Tag Archives: Cocos Islands

Tropical Cyclone Mangga Develops Northwest of Cocos Islands

Tropical Cyclone Mangga developed over the South Indian Ocean northwest of the Cocos Islands on Thursday.  At 11:00 a.m. EDT on Thursday the center of Tropical Cyclone Mangaa was located at latitude 9.4°S and longitude 93.1°E which put it about 320 miles (515 km) northwest of Cocos Island.  Mangga was moving toward the south-southeast at 7 m.p.h. (12 km/h).  The maximum sustained wind speed was 40 m.p.h. (65 km/h) and there were wind gusts to 50 m.p.h. (80 km/h).  The minimum surface pressure was 996 mb.

The Australian Bureau of Meteorology issued a Warning for the Cocos Islands.

Tropical Cyclone Mangga developed within a trough of low pressure that extended from southwest of Indonesia to western Australia.  The trough had persisted for several days and a center of low pressure gradually formed northwest of the Cocos Islands during the past 24 hours.  The Australian Bureau of Meteorology designated the system as Tropical Cyclone Mangga on Thursday.

The circulation around Tropical Cyclone Mangga was still in the process of organizing.  The strongest thunderstorms were in a band on the western side of the circulation.  Bands on the eastern side of the circulation consisted primarily of showers and lower clouds.  More thunderstorms began to develop near the center of circulation on Thursday.  Storms developing near the center started to generate upper level divergence which was pumping mass away to the west of the tropical cyclone.  Winds to tropical storm force extended out 150 miles (240 km) from the center of Mangga.

Tropical Cyclone Mangga will move through an environment somewhat favorable for intensification during the next 24 to 36 hours.  Mannga will move over water where the Sea Surface temperature is near 27°C.  It will move under the northwestern part of an upper level ridge centered over Indonesia.  The ridge will produce easterly winds which will blow toward the top of the circulation.  Those winds will produce moderate vertical wind shear.  The wind shear may be the reason why the bands on the eastern side of Tropical Cyclone Mangga are weaker.  The shear will also inhibit intensification, but it will probably not be strong enough to prevent Manga from strengthening during the next 24 hours.

Tropical Cyclone Mangga will move around the western end of a high pressure system centered north of Australia.  The high will steer Mangga toward the southeast during the next few days.  On its anticipated track Tropical Cyclone Mangga will pass near the Cocos Islands in about 24 hours.  Manga will bring gusty winds and locally heavy rain to those islands.

Tropical Cyclone Kate Intensfies Rapidly over Southeastern Indian Ocean
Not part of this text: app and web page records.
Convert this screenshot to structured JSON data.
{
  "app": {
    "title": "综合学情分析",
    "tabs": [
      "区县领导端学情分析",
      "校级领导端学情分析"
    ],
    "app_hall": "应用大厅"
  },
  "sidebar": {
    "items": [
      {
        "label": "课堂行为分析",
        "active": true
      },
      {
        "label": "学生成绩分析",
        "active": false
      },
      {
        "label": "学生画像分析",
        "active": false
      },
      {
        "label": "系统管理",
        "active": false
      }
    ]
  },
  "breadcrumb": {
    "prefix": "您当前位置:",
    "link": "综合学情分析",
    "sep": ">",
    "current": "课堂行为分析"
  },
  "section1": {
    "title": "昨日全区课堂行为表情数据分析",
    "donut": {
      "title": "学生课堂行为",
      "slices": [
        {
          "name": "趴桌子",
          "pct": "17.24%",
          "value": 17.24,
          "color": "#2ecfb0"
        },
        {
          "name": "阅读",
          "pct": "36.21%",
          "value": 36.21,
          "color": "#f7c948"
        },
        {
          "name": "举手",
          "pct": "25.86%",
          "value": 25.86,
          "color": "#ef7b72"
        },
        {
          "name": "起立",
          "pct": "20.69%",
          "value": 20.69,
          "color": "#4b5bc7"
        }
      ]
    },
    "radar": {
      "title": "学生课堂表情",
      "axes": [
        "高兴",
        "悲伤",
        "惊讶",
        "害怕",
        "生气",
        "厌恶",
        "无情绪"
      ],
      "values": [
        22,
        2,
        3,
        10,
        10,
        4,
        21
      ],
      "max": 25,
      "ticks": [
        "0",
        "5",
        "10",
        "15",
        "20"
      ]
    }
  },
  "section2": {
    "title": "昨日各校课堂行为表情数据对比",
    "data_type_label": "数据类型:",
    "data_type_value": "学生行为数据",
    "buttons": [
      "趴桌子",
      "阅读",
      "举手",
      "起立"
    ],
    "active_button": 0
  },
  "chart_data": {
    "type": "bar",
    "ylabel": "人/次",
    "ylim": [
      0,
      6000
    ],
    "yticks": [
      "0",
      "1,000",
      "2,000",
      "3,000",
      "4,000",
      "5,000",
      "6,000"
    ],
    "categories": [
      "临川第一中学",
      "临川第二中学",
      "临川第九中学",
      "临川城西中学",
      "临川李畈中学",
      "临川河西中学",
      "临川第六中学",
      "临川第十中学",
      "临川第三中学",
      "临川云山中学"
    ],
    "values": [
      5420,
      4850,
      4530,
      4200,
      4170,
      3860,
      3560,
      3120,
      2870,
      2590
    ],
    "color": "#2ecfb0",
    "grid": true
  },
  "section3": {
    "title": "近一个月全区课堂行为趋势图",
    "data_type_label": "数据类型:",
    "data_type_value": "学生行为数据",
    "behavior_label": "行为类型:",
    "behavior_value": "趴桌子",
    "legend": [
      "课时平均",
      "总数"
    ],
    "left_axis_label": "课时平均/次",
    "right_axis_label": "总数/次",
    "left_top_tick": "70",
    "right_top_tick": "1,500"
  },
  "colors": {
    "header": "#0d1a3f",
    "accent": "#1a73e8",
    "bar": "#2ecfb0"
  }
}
Favorable oceanic and atmospheric conditions allowed Tropical Cyclone Kate to intensify very rapidly on Friday.  The maximum sustained wind speed increased from 50 m.p.h. to 120 m.p.h. during a 24 hour period.  At 10:00 p.m. EST on Friday the center of Tropical Cyclone Kate was located at latitude 12.9°S and longitude 93.8°E which put it about 215 miles west-southwest of the Cocos Islands and about 2450 miles west of Darwin, Australia.  Kate was moving toward the southwest at 5 m.p.h., which was taking it away from the Cocos Islands.  The maximum sustained wind speed was 120 m.p.h. which made Kate the equivalent of a Category 3 hurricane on the Saffir-Simpson Scale and it was estimated that there were gusts to 150 m.p.h.

Although there were upper level winds blowing from the east, which created some wind shear over Kate, it was able to develop strong upper level outflow which produced rapid intensification.  Some satellite imagery shows that the wind shear is causing the strongest thunderstorms to be on the western side of the center of circulation.  Recent visible and infrared satellite imagery show evidence of an circular eye developing.  Some further intensification is possible during the next 24 hours as long as the upper level outflow is able to pump out sufficient mass.  Eventually, as Kate moves toward higher latitudes the wind shear will increase and the Sea Surface Temperatures will decrease.  The more hostile environment will weaken the tropical cyclone and the weakening could be almost as rapid as the intensification was.

Kate is expected to continue to be steered in a generally southwesterly direction in the short term by a subtropical ridge.  As it moves farther south, it will begin to be affected by westerly midlatitude flow and it will start to recurve more toward the south.  Kate passed over the Cocos Islands earlier this week as a tropical storm.  It is expected to dissipate over the Indian Ocean and not affect any other land areas as a tropical cyclone.